When designing software, we often need to solve numerous instances of the same problem. When designing user-interfaces, we need to describe the layout and interaction. When financial systems, we need to describe a wide range of financial contracts or, for example, recognize different patterns in price change.
Domain Specific Languages (DSLs) give us a way to solve such repeating problems. By designing a composable functional library, we can build an expressive language for describing our problems. Using the flexible F# syntax, we can get code that even non-programmers can understand.
In this practically oriented talk, we'll develop a number of sample DSLs, ending with realistic examples.
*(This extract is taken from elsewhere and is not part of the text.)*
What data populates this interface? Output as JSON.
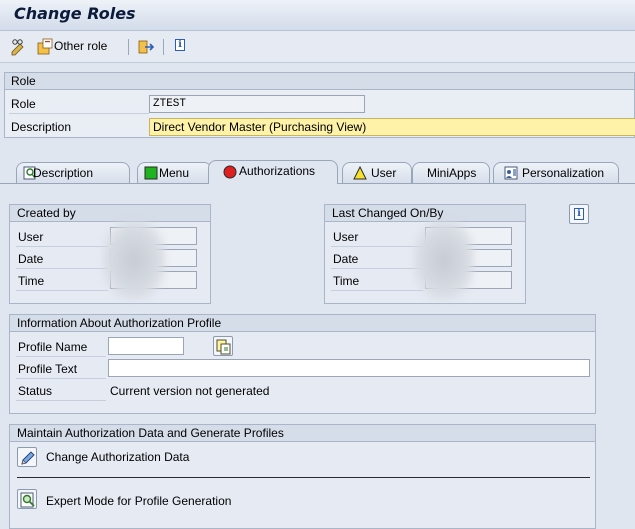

We'll cover both basic principles of DSL design as well as advanced tricks, such as using the F# 3.0 query syntax.